Prandini, Aldo, Sigolo, Samantha, Piva, Gianfranco
Subtropical plant science 2011 v.24 no.1 pp. 55-61
cheesemaking, cheeses, conjugated linoleic acid, fatty acid composition, lipid content, lipolysis, manufacturing, milk, oleic acid, production technology, ruminants

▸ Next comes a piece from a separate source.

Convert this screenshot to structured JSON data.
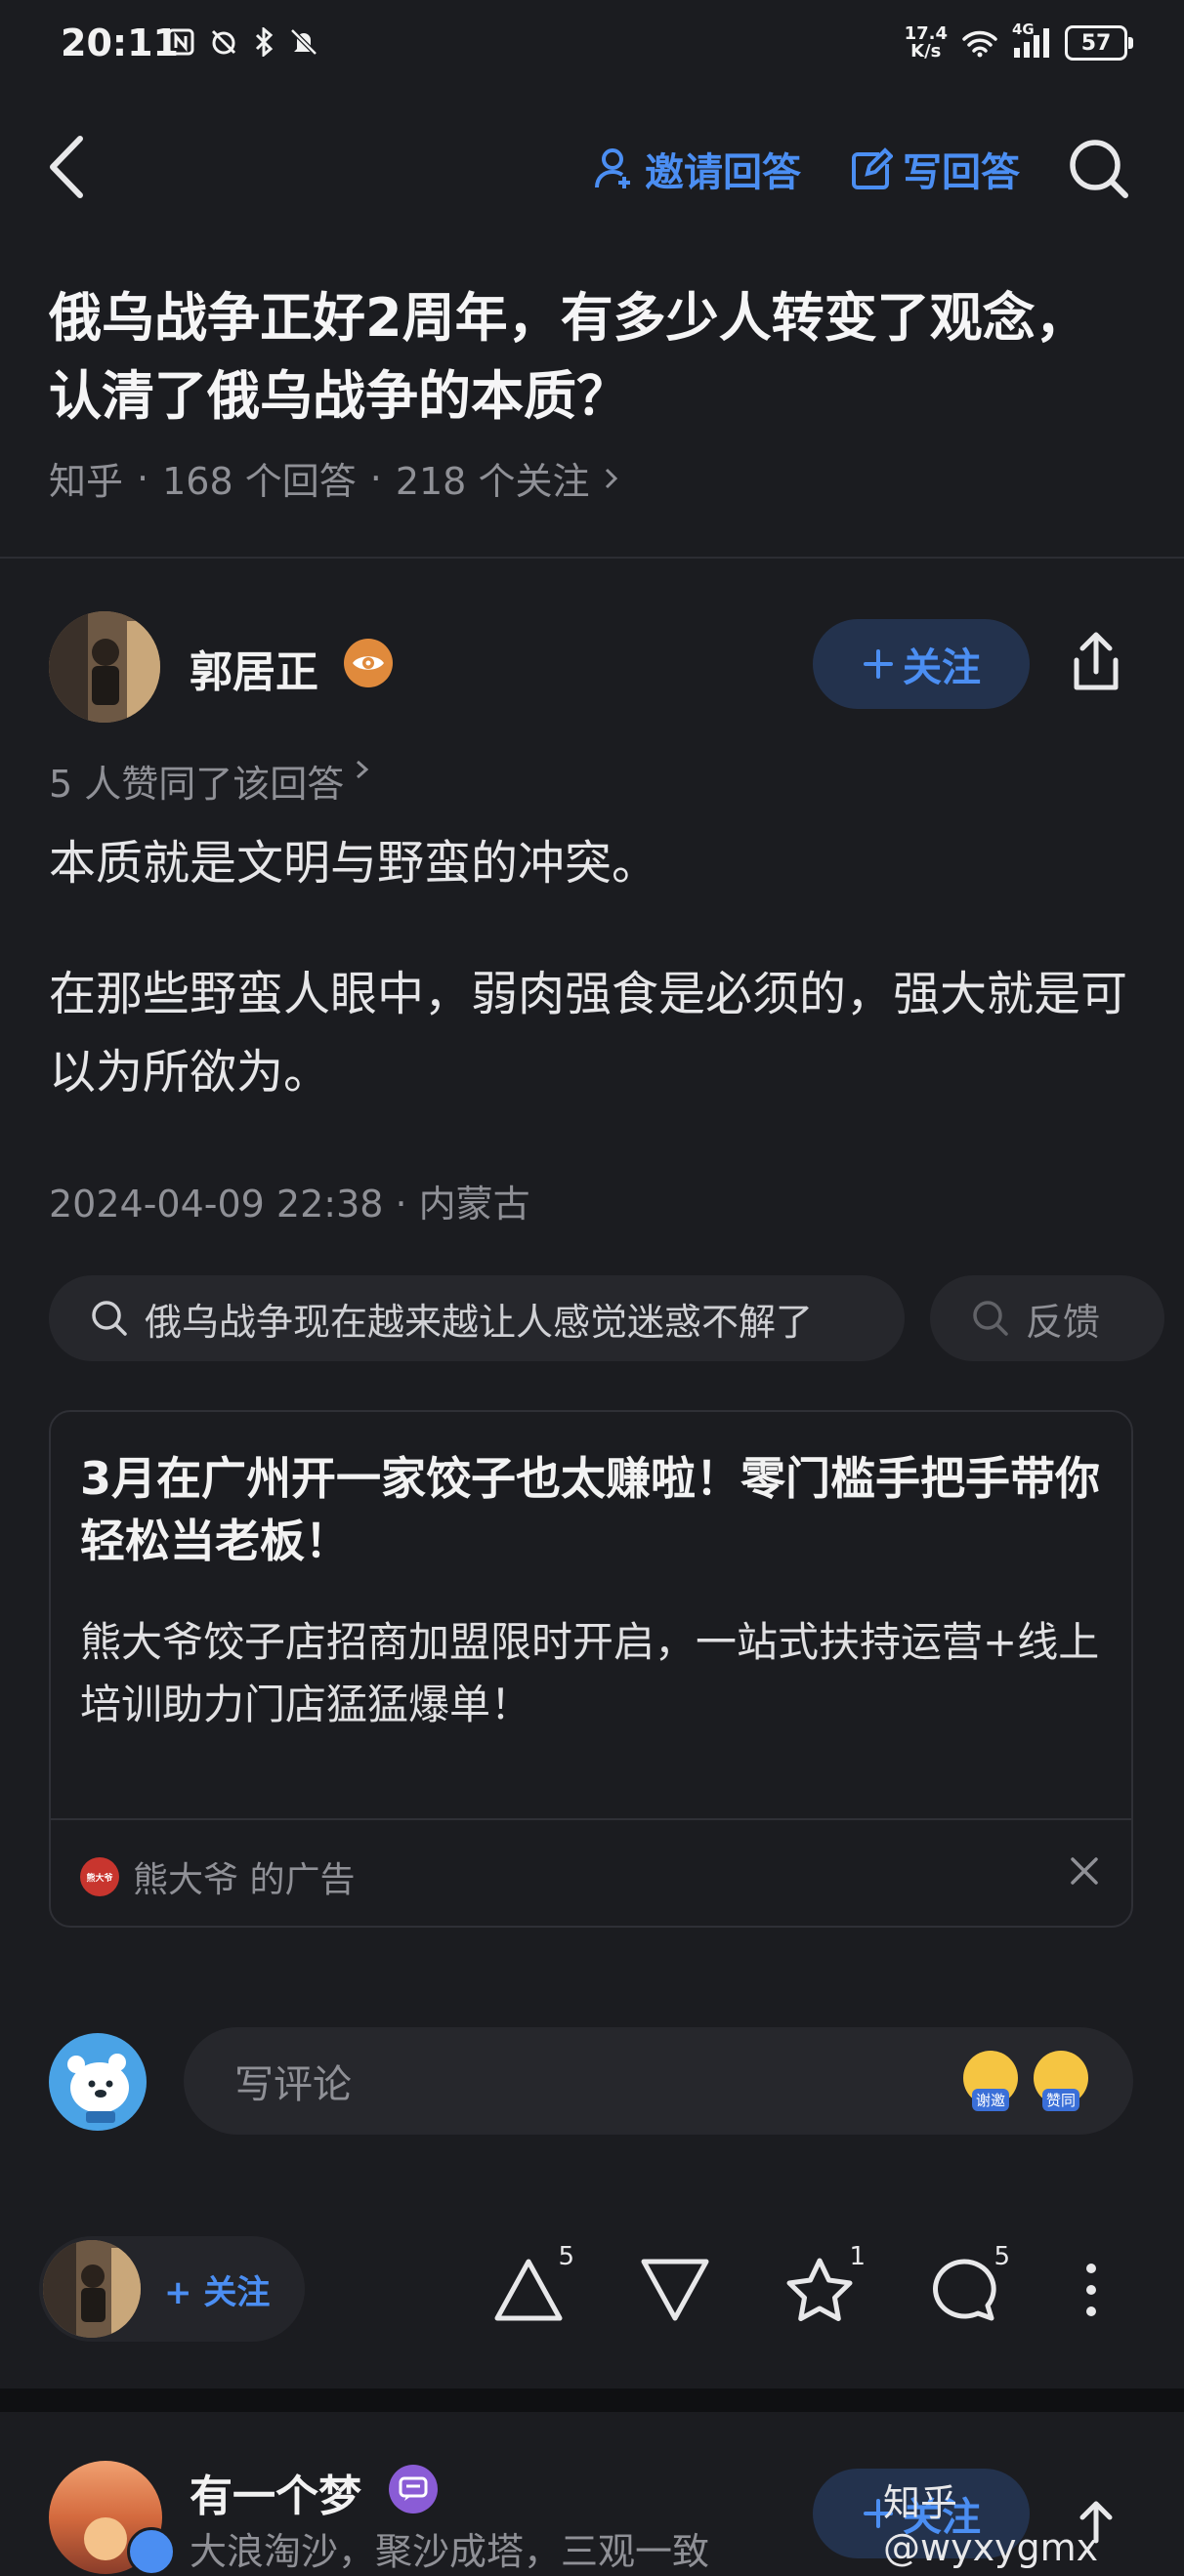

A total of 52 Italian and French commercial cheeses were analysed for fatty acid composition and conjugated linoleic acid (CLA) concentration. The cheeses were first grouped according to the ruminant species of the milk used in manufacturing, then according to the following criteria: (1) cheeses obtained from milk of the same ruminant species but using different production technologies; (2) cheeses produced from milk of different ruminant species but through similar cheesemaking processes. Comparative studies of fatty acid composition and CLA levels in the different cheese classes were carried out. In our study, the arrangement of the ruminant species according to the increasing CLA concentration in cheese was: goat=cow<sheep. Sheep cheeses had the highest levels of CLA (9.86mg/g fat), α-linolenic acid (0.75%) and trans-vaccenic acid (1.63%), and the lowest contents of linoleic acid (1.80%) and oleic acid (16.83%). The comparison of cheeses obtained from milk of the same ruminant species but through different production technologies reported statistically significant differences in the fatty acid profiles that could be due to a different degree of lipolysis in the cheeses compared. Nevertheless, statistically significant differences in CLA concentration were not found; this suggests that the factors involved in the cheesemaking process generally do not affect the CLA content in milk fat.